**WHAT NEEDS TO BE DONE:**
Search the data for "LAPTOP". Return each matching line.

Stored data entries
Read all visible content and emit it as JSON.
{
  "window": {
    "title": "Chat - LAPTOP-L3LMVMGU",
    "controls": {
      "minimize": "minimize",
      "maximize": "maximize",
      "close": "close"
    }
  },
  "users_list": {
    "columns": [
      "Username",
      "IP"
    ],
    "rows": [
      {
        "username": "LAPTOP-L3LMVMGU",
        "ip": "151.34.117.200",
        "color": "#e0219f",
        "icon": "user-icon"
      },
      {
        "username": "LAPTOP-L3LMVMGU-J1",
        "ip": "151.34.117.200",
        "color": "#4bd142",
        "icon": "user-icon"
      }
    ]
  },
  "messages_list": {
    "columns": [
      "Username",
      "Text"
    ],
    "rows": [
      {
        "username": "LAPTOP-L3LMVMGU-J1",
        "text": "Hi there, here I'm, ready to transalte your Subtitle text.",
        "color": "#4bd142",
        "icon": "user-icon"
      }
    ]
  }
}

**SOLVED EXERCISE:**
    "title": "Chat - LAPTOP-L3LMVMGU",
        "username": "LAPTOP-L3LMVMGU",
        "username": "LAPTOP-L3LMVMGU-J1",
        "username": "LAPTOP-L3LMVMGU-J1",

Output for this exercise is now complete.